* [Work instructions] From the first line to the last, reproduce the records below exactly, omitting any picture.

:: Data for processing

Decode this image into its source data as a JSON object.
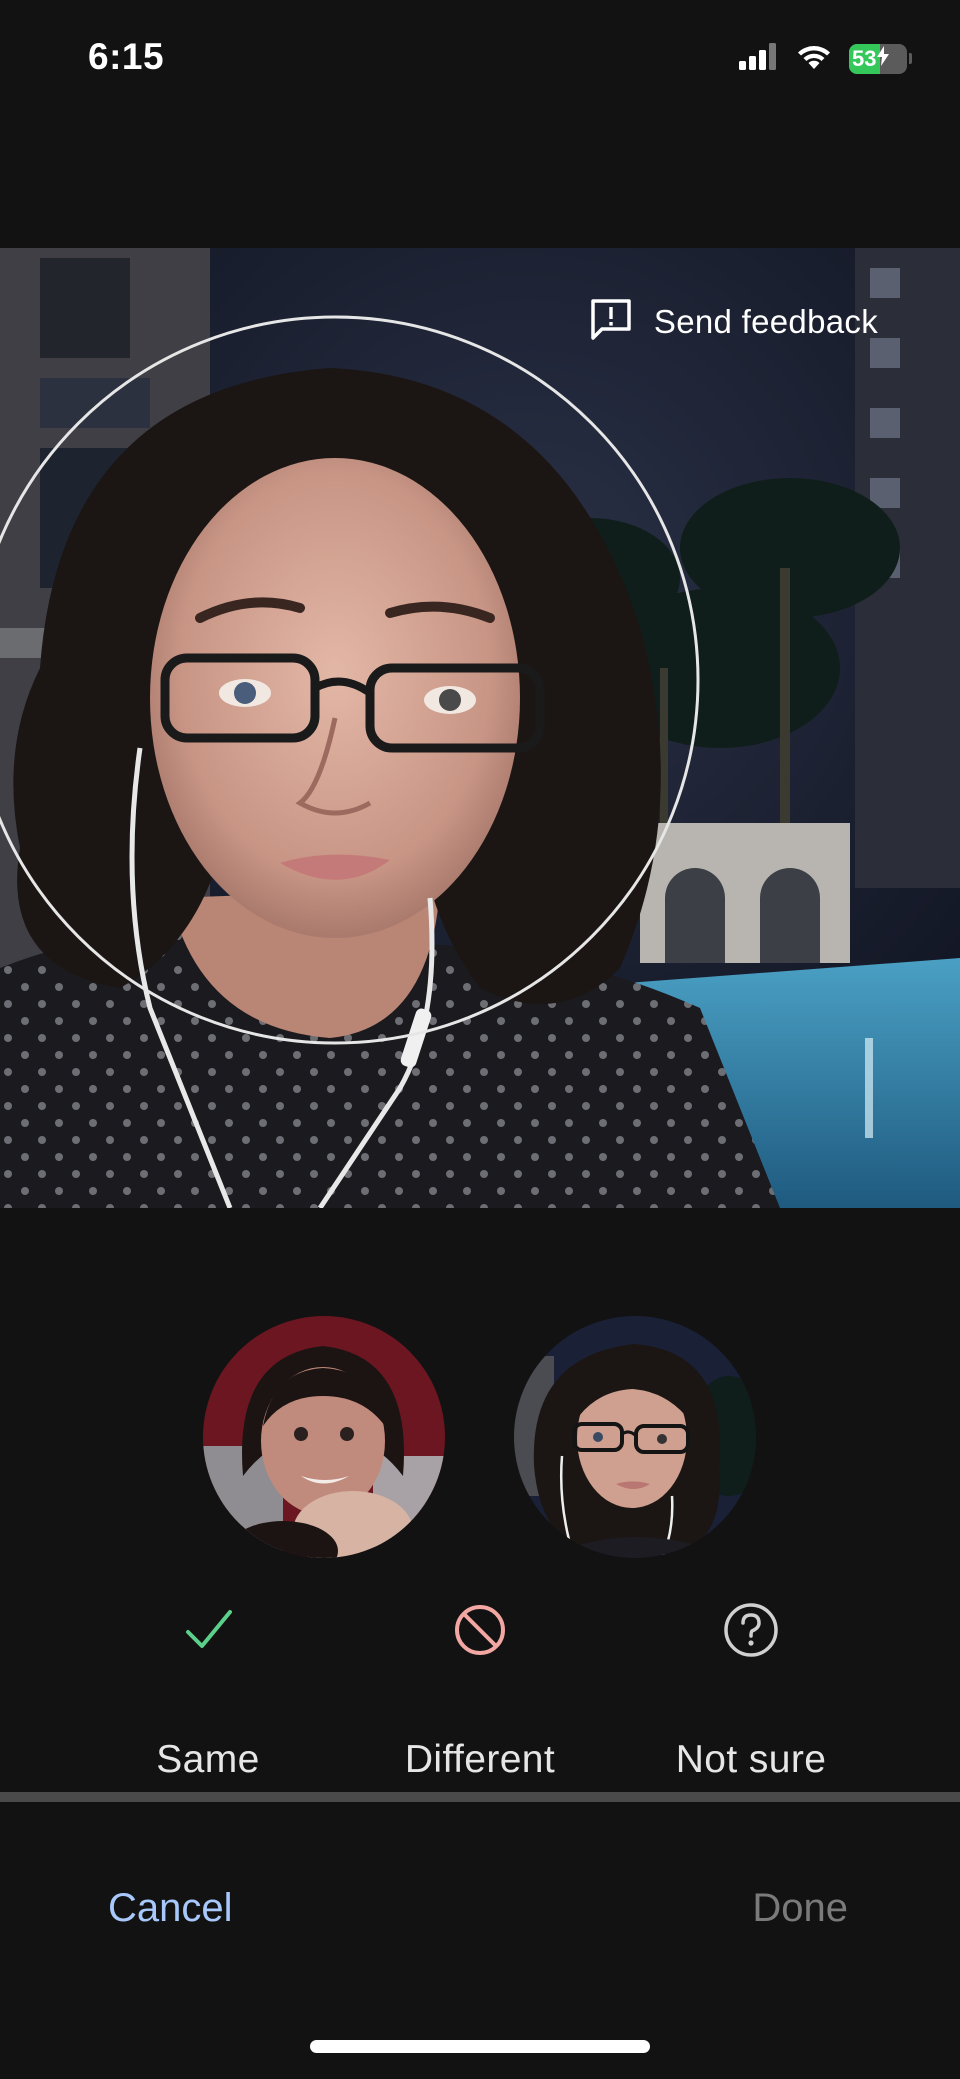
{
  "status_bar": {
    "time": "6:15",
    "battery_level": "53",
    "battery_fraction": 0.53,
    "signal_icon": "cellular-signal-icon",
    "wifi_icon": "wifi-icon",
    "charging_icon": "bolt-icon"
  },
  "photo": {
    "feedback_label": "Send feedback",
    "feedback_icon": "feedback-icon"
  },
  "choices": {
    "same": {
      "label": "Same",
      "icon": "check-icon",
      "color": "#5bd08a"
    },
    "different": {
      "label": "Different",
      "icon": "block-icon",
      "color": "#f2a7a3"
    },
    "not_sure": {
      "label": "Not sure",
      "icon": "help-circle-icon",
      "color": "#d0d0d0"
    }
  },
  "actions": {
    "cancel_label": "Cancel",
    "done_label": "Done"
  },
  "colors": {
    "background": "#121212",
    "accent": "#a8c7fa",
    "disabled": "#7a7a7a"
  }
}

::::

* [Finished exercise]
Decode this image into its source data as a JSON object.
{
  "status_bar": {
    "time": "6:15",
    "battery_level": "53",
    "battery_fraction": 0.53,
    "signal_icon": "cellular-signal-icon",
    "wifi_icon": "wifi-icon",
    "charging_icon": "bolt-icon"
  },
  "photo": {
    "feedback_label": "Send feedback",
    "feedback_icon": "feedback-icon"
  },
  "choices": {
    "same": {
      "label": "Same",
      "icon": "check-icon",
      "color": "#5bd08a"
    },
    "different": {
      "label": "Different",
      "icon": "block-icon",
      "color": "#f2a7a3"
    },
    "not_sure": {
      "label": "Not sure",
      "icon": "help-circle-icon",
      "color": "#d0d0d0"
    }
  },
  "actions": {
    "cancel_label": "Cancel",
    "done_label": "Done"
  },
  "colors": {
    "background": "#121212",
    "accent": "#a8c7fa",
    "disabled": "#7a7a7a"
  }
}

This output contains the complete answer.